Each patient chair is equipped with a laptop, headphones and wireless keyboard. Up to four patients, age 2 or older, may play at a time, together across four screens or individually. Patients may choose from an extensive menu of video options:

  • Watch popular movies
  • Play favorite Xbox video games
  • Skype with friends
  • Take “live” virtual tours, including the NASA Jet Propulsion Laboratory and Monterey Bay Aquarium
  • Surf the Internet, watch YouTube videos
  • Check email
  • Listen to music or podcasts using high-end, noise-canceling headphones

Parents may also use the Infusionarium to watch educational videos.

Therapy for Chemotherapy

The soothing space and mental distraction may help reduce the physical side effects of chemotherapy.

“One patient used to dread coming in for treatments due to intense bouts of nausea that required multiple medications,” said Leonard Sender, M.D. medical director of the Hyundai Cancer Institute at CHOC Children’s. “Today, when he undergoes treatment within the Infusionarium, he doesn’t even use anti-nausea medications.” Plans are underway to formally evaluate all possible patient benefits.

The Infusionarium was developed for CHOC by My Bridge 4 Life, a company that uses emerging technologies and digital media to create “immersive healing environments.” Founders Roger Holzberg and Allison Mills collaborated with Dr. Sender to launch a “pop-up” pilot Infusionarium at CHOC last summer. The results were so encouraging that CHOC moved forward with the new pod inside the OPI. Funding was made possible by proceeds from the Hyundai Hope on Wheels 5K Run/Walk.

Read more in The New York Times.

Learn more about the Hyundai Cancer Institute at CHOC Children’s.


CHOC’s AYA Cancer Efforts Earn National Attention

The adolescent and young adult cancer movement has helped define patients by age rather than disease and raise awareness of the population’s unique needs, Dr. Leonard Sender, medical director of the Hyundai Cancer Institute at CHOC Children’s, tells “The Huffington Post.”

Dr. Sender’s and CHOC’s leadership role in the adolescent and young adult cancer movement were prominently featured recently on the popular online news site that covers a range of topics such as health care, technology, business, politics and entertainment.

The three-part series was centered on the recent Society of Adolescent and Young Adult Oncology (SAYAO) conference held in partnership with CHOC’s Cancer Institute.

The first piece featured an interview with Dr. Sender who is also the director of the Cancer Institute’s adolescent and young adult program and developed SAYAO. Dr. Sender discussed the movement’s achievements, its ongoing priorities and goals, as well as its future.

“I believe the movement as a whole is going to help define four big age groups of people getting cancers, and that we are going to start addressing cancer in terms of what it means for those age groups,” he said. “So, what does it mean for a geriatric patient who is different from an adult who is different from an AYA who is different from a pediatric patient?”

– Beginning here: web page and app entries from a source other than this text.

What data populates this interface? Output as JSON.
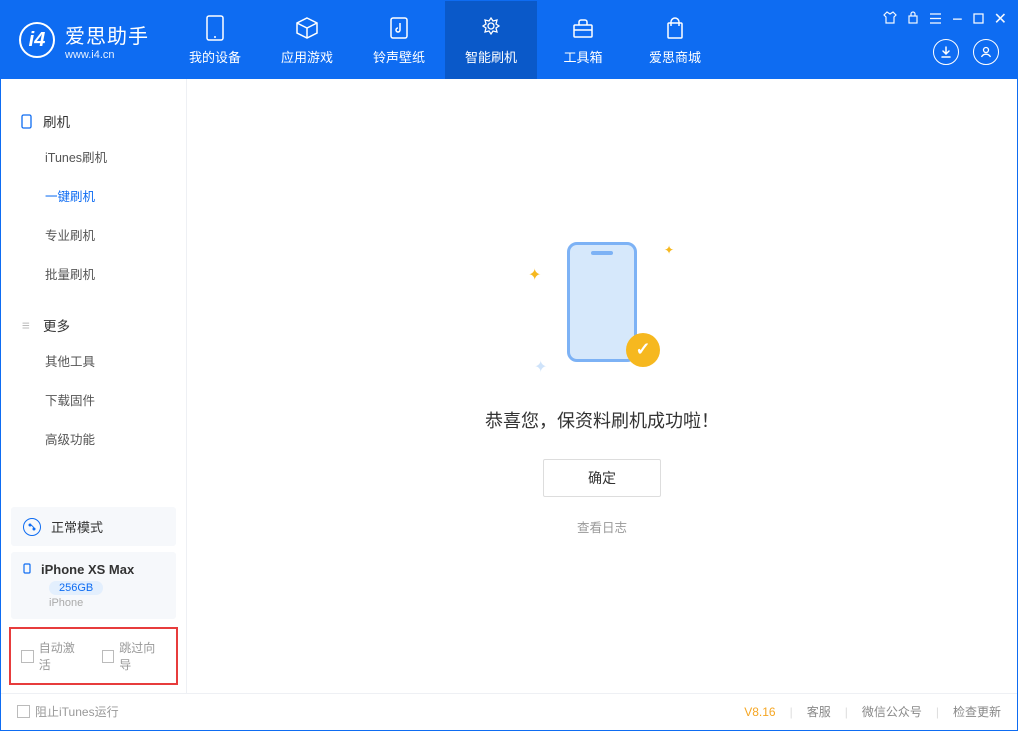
{
  "app": {
    "title": "爱思助手",
    "subtitle": "www.i4.cn"
  },
  "nav": {
    "device": "我的设备",
    "apps": "应用游戏",
    "ringtones": "铃声壁纸",
    "flash": "智能刷机",
    "toolbox": "工具箱",
    "store": "爱思商城"
  },
  "sidebar": {
    "flash_header": "刷机",
    "items": {
      "itunes": "iTunes刷机",
      "oneclick": "一键刷机",
      "pro": "专业刷机",
      "batch": "批量刷机"
    },
    "more_header": "更多",
    "more": {
      "other": "其他工具",
      "firmware": "下载固件",
      "advanced": "高级功能"
    },
    "mode": "正常模式",
    "device_name": "iPhone XS Max",
    "storage": "256GB",
    "device_type": "iPhone",
    "auto_activate": "自动激活",
    "skip_wizard": "跳过向导"
  },
  "main": {
    "success_msg": "恭喜您，保资料刷机成功啦！",
    "ok": "确定",
    "view_log": "查看日志"
  },
  "footer": {
    "block_itunes": "阻止iTunes运行",
    "version": "V8.16",
    "support": "客服",
    "wechat": "微信公众号",
    "update": "检查更新"
  }
}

CHOCThe series’ second installment, “Advances in the Young Adult Cancer Movement: Why SAYAO Is a Big Deal,” discussed the origins of SAYAO and its efforts to create an academic space for medical professionals to discuss and educate one another on the specific topics relevant to this patient population.

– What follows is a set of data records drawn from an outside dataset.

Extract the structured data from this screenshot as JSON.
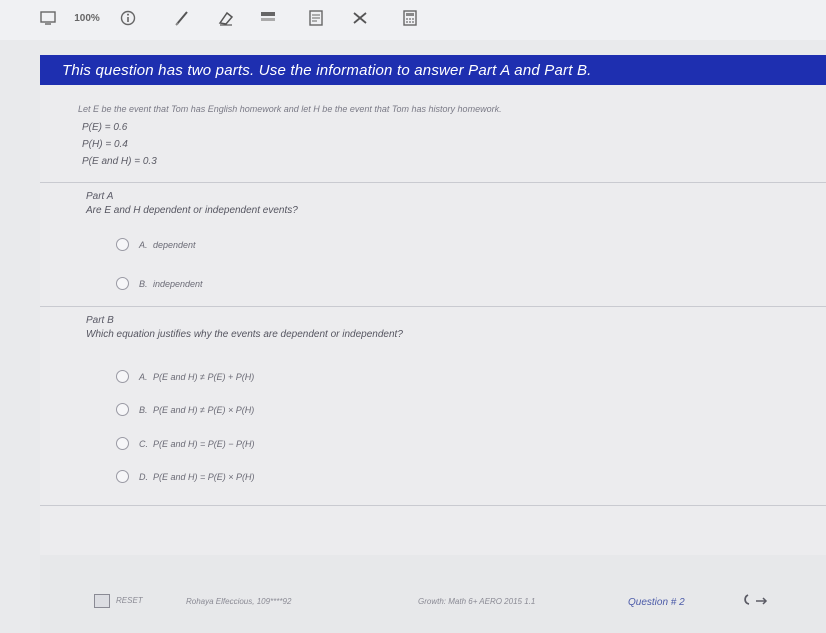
{
  "toolbar": {
    "zoom": "100%",
    "icons": [
      "display-icon",
      "info-icon",
      "pen-icon",
      "eraser-icon",
      "highlighter-icon",
      "notepad-icon",
      "strikethrough-icon",
      "calculator-icon"
    ]
  },
  "banner": {
    "text": "This question has two parts. Use the information to answer Part A and Part B."
  },
  "intro": "Let E be the event that Tom has English homework and let H be the event that Tom has history homework.",
  "given": [
    "P(E) = 0.6",
    "P(H) = 0.4",
    "P(E and H) = 0.3"
  ],
  "part_a": {
    "label": "Part A",
    "question": "Are E and H dependent or independent events?",
    "options": [
      {
        "letter": "A.",
        "text": "dependent"
      },
      {
        "letter": "B.",
        "text": "independent"
      }
    ]
  },
  "part_b": {
    "label": "Part B",
    "question": "Which equation justifies why the events are dependent or independent?",
    "options": [
      {
        "letter": "A.",
        "text": "P(E and H) ≠ P(E) + P(H)"
      },
      {
        "letter": "B.",
        "text": "P(E and H) ≠ P(E) × P(H)"
      },
      {
        "letter": "C.",
        "text": "P(E and H) = P(E) − P(H)"
      },
      {
        "letter": "D.",
        "text": "P(E and H) = P(E) × P(H)"
      }
    ]
  },
  "footer": {
    "reset": "RESET",
    "student": "Rohaya Elfeccious, 109****92",
    "course": "Growth: Math 6+ AERO 2015 1.1",
    "question": "Question # 2"
  },
  "colors": {
    "banner_bg": "#1e2fb0",
    "page_bg": "#e9eaec",
    "question_number": "#4b5aa8"
  }
}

The article also provided an overview of the two-day conference held in October.

The series’ third piece, “New Innovation in the AYA Cancer Movement: The Future is Here,” detailed new technology discussed at the conference that could factor in future treatment of adolescents and young adults with cancer.

For example, My Bridge 4 Life, an organization whose products use technology to help people improve healthcare management, developed the Infusionarium at CHOC’s Cancer Institute. The Infusionarium, which ran as a pilot in 2013, incorporated sensory elements and media to help combat the isolation, boredom and stress often felt by patients during cancer treatment.

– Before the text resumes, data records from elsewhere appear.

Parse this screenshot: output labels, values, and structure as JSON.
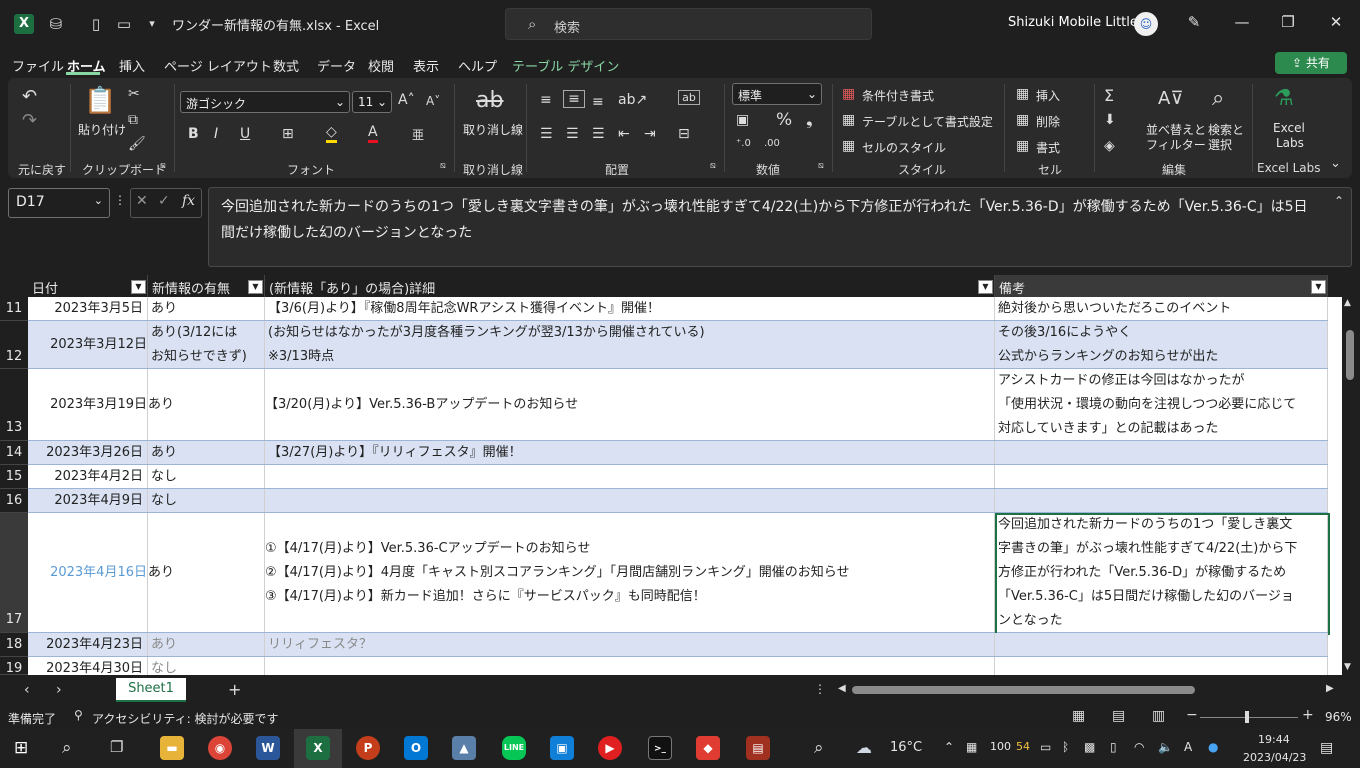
{
  "title_bar": {
    "doc_title": "ワンダー新情報の有無.xlsx  -  Excel",
    "search_placeholder": "検索",
    "user_name": "Shizuki Mobile Little"
  },
  "menu": [
    "ファイル",
    "ホーム",
    "挿入",
    "ページ レイアウト",
    "数式",
    "データ",
    "校閲",
    "表示",
    "ヘルプ",
    "テーブル デザイン"
  ],
  "share_label": "共有",
  "ribbon": {
    "undo_label": "元に戻す",
    "paste_label": "貼り付け",
    "clipboard_label": "クリップボード",
    "font_name": "游ゴシック",
    "font_size": "11",
    "font_label": "フォント",
    "strike_label": "取り消し線",
    "strike_group": "取り消し線",
    "align_label": "配置",
    "number_format": "標準",
    "number_label": "数値",
    "cond_format": "条件付き書式",
    "table_format": "テーブルとして書式設定",
    "cell_style": "セルのスタイル",
    "style_label": "スタイル",
    "insert": "挿入",
    "delete": "削除",
    "format": "書式",
    "cell_label": "セル",
    "sort_filter_1": "並べ替えと",
    "sort_filter_2": "フィルター",
    "find_select_1": "検索と",
    "find_select_2": "選択",
    "edit_label": "編集",
    "labs_1": "Excel",
    "labs_2": "Labs",
    "labs_group": "Excel Labs"
  },
  "formula_bar": {
    "name_box": "D17",
    "fx": "fx",
    "content": "今回追加された新カードのうちの1つ「愛しき裏文字書きの筆」がぶっ壊れ性能すぎて4/22(土)から下方修正が行われた「Ver.5.36-D」が稼働するため「Ver.5.36-C」は5日間だけ稼働した幻のバージョンとなった"
  },
  "table": {
    "headers": [
      "日付",
      "新情報の有無",
      "(新情報「あり」の場合)詳細",
      "備考"
    ],
    "rows": [
      {
        "num": "11",
        "date": "2023年3月5日",
        "has": [
          "あり"
        ],
        "detail": [
          "【3/6(月)より】『稼働8周年記念WRアシスト獲得イベント』開催！"
        ],
        "note": [
          "絶対後から思いついただろこのイベント"
        ]
      },
      {
        "num": "12",
        "date": "2023年3月12日",
        "has": [
          "あり(3/12には",
          "お知らせできず)"
        ],
        "detail": [
          "(お知らせはなかったが3月度各種ランキングが翌3/13から開催されている)",
          "※3/13時点"
        ],
        "note": [
          "その後3/16にようやく",
          "公式からランキングのお知らせが出た"
        ]
      },
      {
        "num": "13",
        "date": "2023年3月19日",
        "has": [
          "あり"
        ],
        "detail": [
          "【3/20(月)より】Ver.5.36-Bアップデートのお知らせ"
        ],
        "note": [
          "アシストカードの修正は今回はなかったが",
          "「使用状況・環境の動向を注視しつつ必要に応じて",
          "対応していきます」との記載はあった"
        ]
      },
      {
        "num": "14",
        "date": "2023年3月26日",
        "has": [
          "あり"
        ],
        "detail": [
          "【3/27(月)より】『リリィフェスタ』開催！"
        ],
        "note": []
      },
      {
        "num": "15",
        "date": "2023年4月2日",
        "has": [
          "なし"
        ],
        "detail": [],
        "note": []
      },
      {
        "num": "16",
        "date": "2023年4月9日",
        "has": [
          "なし"
        ],
        "detail": [],
        "note": []
      },
      {
        "num": "17",
        "date": "2023年4月16日",
        "has": [
          "あり"
        ],
        "detail": [
          "①【4/17(月)より】Ver.5.36-Cアップデートのお知らせ",
          "②【4/17(月)より】4月度「キャスト別スコアランキング」「月間店舗別ランキング」開催のお知らせ",
          "③【4/17(月)より】新カード追加！さらに『サービスパック』も同時配信！"
        ],
        "note": [
          "今回追加された新カードのうちの1つ「愛しき裏文",
          "字書きの筆」がぶっ壊れ性能すぎて4/22(土)から下",
          "方修正が行われた「Ver.5.36-D」が稼働するため",
          "「Ver.5.36-C」は5日間だけ稼働した幻のバージョ",
          "ンとなった"
        ]
      },
      {
        "num": "18",
        "date": "2023年4月23日",
        "has": [
          "あり"
        ],
        "detail": [
          "リリィフェスタ？"
        ],
        "note": []
      },
      {
        "num": "19",
        "date": "2023年4月30日",
        "has": [
          "なし"
        ],
        "detail": [],
        "note": []
      }
    ]
  },
  "sheet_tab": "Sheet1",
  "status": {
    "ready": "準備完了",
    "accessibility": "アクセシビリティ: 検討が必要です",
    "zoom": "96%"
  },
  "taskbar": {
    "temperature": "16°C",
    "time": "19:44",
    "date": "2023/04/23",
    "tray_num1": "100",
    "tray_num2": "54"
  }
}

Also, My Bridge 4 Life and SeventyK announced a new video survival guide and eBook for adolescents and young adults with cancer.